Usually when arriving at a village I don't do much. It's already late afternoon, and when the sun goes down it's very night. My guide points me to my place usually furthest from the center of the sleeping platform, and I swallow my daily blood pressure and cholesterol pills, chased with a couple ibuprofen and lots of warm water from the kettle. The fatigue of walking is cumulative and I know that I'll need all the rest I can get. I mostly eat only the rice offered to me, leaving the meat. I can digest the rice easiest it provides me with the energy to burn the excess fuel I have in the form of fat. I'm positive any meat will be eaten by someone.
Left of me in the photo is one of the old style muskets with a pistol grip, they hold them far away from their face so as not to get singed from the flash of the powder.
The naiban was as Tui had promised charming. His wife gave me a gift of an embroidered pocket which I carry to this day. I have to say I've never met a naiban that didn't seem like a very decent man. The translation of naiban as "village chief" doesn't really do the title justice. The naiban isn't appointed, he's elected by everyone in the village. The naiban is the responsible person of final resort, for every single human being in the village, every one of which he has known his entire life. I'm not sure what other duties a naiban performs. Sometimes the Naiban is the same man for years, other times it changes, lately maybe the government has some influence.

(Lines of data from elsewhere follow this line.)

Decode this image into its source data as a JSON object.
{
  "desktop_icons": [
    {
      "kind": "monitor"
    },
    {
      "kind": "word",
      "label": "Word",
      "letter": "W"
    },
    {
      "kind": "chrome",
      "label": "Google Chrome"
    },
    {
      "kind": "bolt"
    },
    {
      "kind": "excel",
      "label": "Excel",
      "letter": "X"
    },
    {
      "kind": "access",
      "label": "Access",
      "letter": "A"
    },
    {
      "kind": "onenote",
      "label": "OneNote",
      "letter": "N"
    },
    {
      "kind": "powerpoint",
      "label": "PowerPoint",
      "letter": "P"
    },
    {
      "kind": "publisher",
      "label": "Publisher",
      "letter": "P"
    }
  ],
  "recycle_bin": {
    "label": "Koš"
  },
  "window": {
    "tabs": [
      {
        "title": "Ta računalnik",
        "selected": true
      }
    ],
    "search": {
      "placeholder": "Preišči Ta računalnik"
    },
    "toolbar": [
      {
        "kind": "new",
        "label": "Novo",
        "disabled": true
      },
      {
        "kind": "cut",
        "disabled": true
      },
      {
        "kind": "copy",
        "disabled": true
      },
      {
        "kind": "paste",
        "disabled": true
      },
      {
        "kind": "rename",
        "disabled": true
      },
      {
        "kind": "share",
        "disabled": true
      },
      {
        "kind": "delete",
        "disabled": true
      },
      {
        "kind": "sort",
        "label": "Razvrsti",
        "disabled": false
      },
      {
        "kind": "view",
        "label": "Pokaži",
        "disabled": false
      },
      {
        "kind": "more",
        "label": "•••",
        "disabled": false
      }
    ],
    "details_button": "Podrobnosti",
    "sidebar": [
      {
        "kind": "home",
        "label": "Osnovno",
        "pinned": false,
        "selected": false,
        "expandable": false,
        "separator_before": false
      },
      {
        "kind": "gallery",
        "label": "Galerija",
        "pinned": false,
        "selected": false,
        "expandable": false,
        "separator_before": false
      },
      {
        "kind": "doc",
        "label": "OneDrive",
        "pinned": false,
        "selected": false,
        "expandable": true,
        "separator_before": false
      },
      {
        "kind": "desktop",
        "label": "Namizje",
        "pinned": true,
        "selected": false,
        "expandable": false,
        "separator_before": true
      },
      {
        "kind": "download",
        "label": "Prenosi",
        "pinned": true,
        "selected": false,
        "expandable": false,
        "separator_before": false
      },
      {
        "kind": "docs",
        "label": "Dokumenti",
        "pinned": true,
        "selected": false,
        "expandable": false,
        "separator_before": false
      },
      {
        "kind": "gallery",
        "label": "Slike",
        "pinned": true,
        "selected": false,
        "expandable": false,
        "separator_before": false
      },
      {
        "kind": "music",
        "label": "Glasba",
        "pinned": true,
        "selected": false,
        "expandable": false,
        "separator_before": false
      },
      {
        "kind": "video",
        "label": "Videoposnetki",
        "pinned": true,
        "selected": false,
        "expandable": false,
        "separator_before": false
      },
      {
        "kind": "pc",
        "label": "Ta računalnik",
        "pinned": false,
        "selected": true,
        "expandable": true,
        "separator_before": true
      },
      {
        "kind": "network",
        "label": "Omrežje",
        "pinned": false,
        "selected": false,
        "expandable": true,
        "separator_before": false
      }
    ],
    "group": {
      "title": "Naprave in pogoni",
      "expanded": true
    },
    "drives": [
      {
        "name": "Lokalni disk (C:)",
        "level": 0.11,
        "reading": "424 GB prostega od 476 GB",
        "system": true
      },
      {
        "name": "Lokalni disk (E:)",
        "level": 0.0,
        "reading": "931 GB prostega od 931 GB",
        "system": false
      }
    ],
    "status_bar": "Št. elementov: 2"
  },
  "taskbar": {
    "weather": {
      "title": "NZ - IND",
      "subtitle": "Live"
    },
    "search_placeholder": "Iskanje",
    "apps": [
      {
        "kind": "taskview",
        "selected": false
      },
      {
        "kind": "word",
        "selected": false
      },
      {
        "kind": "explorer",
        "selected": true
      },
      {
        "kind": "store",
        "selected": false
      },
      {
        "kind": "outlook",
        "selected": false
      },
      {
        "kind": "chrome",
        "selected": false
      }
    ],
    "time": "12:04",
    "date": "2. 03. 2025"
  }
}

Above the naiban of Ban Nam Hee. On the left his oldest son and daughter in law, on the right his wife and youngest child, peeking from behind his back either his or his son's child. The naiban carried that kid constantly the whole time I was there. Notice the coat the naiban wears. The oldest wife has one breast bare as is the custom, it's also convenient for suckling the youngest son. Married women have bared breasts, a tradition which dies away after much contact with staring, photo taking, outsiders.
Notice the boards forming the walls behind the family, they are cut with a "pah-ee-toe", the long knife that is used for everything, yet they are very flat and fit together tightly. The structural parts of the house are post and beam, the floor split bamboo. There is an open fire on a hearth of dirt and ashes, the smoke filters up and out the high roof.
Being naiban isn't all heavy responsibilities. From every wild deer or pig killed one front leg goes to the naiban and one leg goes to the house of the oldest man in the village. Also it seems of late the government gives one center fire rifle (SKS)to each head of the village. Maybe it's because the head of the village is also part of the government.
As I drifted in the minutes before sleep that evening listening to the low murmer of the talk in the household, in my mind I reviewed where we'd come from and where we were headed. The village is on no map, the river that bears the same name isn't either. I figured we were not too far from the hard surface banked road used by trucks headed from Thailand to China, maybe twenty kilometers or less as the crow flies. The next day somehow we'd turn towards the south and somewhere cross the Nam Fa on our way to Ban Jakune Mai.
Morning fog burning off in the valley, Ban Nam Hee still in shade.